→ **ACTIVITY**:
Among the records below, find each line containing the word "consecutive" and copy it.

———

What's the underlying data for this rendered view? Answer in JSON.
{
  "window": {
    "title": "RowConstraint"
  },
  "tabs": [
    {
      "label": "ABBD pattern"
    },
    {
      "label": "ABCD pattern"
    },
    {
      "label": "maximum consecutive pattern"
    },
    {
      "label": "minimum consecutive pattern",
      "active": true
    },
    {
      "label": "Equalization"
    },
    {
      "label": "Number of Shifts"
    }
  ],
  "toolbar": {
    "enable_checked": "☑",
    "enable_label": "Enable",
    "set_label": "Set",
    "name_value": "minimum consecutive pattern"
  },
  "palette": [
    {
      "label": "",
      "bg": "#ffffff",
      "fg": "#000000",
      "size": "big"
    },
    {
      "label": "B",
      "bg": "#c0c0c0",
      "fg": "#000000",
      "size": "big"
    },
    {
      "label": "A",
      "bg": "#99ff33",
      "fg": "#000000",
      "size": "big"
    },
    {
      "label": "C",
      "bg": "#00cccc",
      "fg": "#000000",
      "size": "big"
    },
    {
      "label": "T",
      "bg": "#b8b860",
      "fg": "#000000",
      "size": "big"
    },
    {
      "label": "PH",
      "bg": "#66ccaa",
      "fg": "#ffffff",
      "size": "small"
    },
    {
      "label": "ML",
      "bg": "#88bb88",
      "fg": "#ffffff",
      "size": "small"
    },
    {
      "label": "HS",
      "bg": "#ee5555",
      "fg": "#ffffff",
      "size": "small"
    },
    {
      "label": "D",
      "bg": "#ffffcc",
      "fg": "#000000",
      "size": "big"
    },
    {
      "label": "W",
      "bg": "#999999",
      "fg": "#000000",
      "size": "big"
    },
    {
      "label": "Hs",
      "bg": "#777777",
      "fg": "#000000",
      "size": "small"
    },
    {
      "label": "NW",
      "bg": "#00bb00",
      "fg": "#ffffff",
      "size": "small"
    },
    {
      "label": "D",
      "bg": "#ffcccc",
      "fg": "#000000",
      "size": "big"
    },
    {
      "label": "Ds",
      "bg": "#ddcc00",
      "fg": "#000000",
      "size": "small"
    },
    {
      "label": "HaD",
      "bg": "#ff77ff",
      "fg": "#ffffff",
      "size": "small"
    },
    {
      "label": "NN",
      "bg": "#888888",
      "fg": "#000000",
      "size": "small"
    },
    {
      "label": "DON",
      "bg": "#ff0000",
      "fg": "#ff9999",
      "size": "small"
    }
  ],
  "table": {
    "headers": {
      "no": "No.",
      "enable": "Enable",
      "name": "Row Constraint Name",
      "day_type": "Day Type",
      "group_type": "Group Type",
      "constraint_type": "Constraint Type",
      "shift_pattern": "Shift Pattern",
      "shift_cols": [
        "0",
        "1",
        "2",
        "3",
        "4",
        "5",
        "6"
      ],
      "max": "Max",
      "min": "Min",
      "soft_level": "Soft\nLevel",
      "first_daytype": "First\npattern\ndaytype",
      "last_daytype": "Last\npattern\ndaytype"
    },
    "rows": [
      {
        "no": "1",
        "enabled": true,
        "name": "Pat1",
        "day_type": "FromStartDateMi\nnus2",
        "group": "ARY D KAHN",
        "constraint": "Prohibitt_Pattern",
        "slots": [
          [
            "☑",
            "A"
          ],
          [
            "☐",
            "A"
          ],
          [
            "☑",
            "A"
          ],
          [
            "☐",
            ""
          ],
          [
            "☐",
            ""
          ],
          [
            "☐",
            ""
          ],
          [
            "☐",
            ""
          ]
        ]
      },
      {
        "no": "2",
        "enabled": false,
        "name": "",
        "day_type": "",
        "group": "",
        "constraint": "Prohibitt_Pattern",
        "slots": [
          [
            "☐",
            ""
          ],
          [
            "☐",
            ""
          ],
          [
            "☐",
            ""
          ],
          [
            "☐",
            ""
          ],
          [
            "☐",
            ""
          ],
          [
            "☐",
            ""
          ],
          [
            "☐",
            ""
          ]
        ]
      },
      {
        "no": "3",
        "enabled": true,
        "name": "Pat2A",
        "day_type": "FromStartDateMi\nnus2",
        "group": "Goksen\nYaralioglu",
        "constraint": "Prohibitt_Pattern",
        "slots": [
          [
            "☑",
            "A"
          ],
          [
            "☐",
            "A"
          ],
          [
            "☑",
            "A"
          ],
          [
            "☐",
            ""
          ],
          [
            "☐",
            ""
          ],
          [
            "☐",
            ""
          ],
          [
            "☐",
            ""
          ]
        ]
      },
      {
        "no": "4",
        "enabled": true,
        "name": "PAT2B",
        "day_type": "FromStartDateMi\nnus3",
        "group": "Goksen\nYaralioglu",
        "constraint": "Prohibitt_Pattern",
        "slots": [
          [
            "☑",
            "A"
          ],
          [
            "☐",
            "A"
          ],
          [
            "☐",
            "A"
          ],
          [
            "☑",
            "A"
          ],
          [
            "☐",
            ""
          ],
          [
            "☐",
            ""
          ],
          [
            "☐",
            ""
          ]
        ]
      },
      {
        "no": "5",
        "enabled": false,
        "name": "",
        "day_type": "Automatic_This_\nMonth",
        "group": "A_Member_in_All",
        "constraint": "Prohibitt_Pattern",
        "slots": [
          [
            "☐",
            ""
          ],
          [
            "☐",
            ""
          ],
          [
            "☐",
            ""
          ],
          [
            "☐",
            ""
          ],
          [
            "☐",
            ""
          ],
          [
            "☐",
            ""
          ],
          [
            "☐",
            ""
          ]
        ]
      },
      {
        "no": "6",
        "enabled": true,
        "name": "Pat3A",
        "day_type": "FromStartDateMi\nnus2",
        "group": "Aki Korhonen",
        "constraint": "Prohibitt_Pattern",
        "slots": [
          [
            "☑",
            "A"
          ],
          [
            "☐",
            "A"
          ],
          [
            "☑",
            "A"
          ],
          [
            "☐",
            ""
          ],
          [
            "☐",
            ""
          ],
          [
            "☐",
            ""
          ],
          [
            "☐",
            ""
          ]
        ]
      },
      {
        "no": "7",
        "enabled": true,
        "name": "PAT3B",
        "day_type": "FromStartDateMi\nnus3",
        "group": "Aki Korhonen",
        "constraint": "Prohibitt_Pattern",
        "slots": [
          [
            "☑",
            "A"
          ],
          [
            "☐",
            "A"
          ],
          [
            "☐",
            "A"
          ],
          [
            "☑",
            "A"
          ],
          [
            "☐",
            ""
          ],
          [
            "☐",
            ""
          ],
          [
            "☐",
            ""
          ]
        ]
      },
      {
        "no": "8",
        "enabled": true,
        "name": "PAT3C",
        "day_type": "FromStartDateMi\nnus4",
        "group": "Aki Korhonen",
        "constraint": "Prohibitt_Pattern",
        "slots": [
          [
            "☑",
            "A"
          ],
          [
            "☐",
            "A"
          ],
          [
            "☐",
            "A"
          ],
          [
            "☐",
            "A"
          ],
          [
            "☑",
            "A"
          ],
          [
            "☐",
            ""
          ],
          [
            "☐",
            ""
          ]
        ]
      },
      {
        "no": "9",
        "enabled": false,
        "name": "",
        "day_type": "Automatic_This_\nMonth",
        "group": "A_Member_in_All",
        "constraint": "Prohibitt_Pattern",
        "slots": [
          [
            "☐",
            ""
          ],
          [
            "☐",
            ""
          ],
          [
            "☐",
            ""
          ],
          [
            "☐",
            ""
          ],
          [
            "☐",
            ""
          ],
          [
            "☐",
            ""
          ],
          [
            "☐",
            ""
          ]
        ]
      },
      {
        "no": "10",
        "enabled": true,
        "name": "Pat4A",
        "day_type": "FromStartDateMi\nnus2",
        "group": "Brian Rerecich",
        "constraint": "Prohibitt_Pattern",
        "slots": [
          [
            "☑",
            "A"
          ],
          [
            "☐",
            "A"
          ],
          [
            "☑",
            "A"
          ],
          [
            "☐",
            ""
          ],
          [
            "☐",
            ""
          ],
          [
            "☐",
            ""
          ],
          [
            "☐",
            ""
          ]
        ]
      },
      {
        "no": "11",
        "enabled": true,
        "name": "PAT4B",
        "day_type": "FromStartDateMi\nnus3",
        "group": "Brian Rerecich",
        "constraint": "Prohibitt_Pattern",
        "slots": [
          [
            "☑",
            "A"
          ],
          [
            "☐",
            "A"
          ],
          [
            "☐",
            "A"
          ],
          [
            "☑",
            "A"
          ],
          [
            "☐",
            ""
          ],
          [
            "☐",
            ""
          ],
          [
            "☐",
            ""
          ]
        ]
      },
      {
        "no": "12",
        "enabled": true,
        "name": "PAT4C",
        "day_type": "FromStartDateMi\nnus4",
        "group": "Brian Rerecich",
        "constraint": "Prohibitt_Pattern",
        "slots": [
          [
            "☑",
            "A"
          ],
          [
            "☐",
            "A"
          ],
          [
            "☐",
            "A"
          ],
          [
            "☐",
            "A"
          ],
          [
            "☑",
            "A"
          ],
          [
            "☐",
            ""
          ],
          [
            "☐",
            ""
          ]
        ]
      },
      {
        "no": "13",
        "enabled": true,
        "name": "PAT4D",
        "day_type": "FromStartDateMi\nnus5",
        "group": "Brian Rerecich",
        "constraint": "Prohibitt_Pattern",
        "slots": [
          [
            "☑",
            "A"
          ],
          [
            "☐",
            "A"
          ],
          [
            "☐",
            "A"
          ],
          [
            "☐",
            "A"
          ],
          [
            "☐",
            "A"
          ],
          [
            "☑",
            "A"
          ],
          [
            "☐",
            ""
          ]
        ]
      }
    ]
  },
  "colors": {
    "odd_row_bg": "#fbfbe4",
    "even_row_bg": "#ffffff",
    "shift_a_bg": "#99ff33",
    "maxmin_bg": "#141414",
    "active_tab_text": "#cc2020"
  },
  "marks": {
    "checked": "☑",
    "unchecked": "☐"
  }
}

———

→ **SOLUTION TO THIS PROBLEM**:
      "label": "maximum consecutive pattern"
      "label": "minimum consecutive pattern",
    "name_value": "minimum consecutive pattern"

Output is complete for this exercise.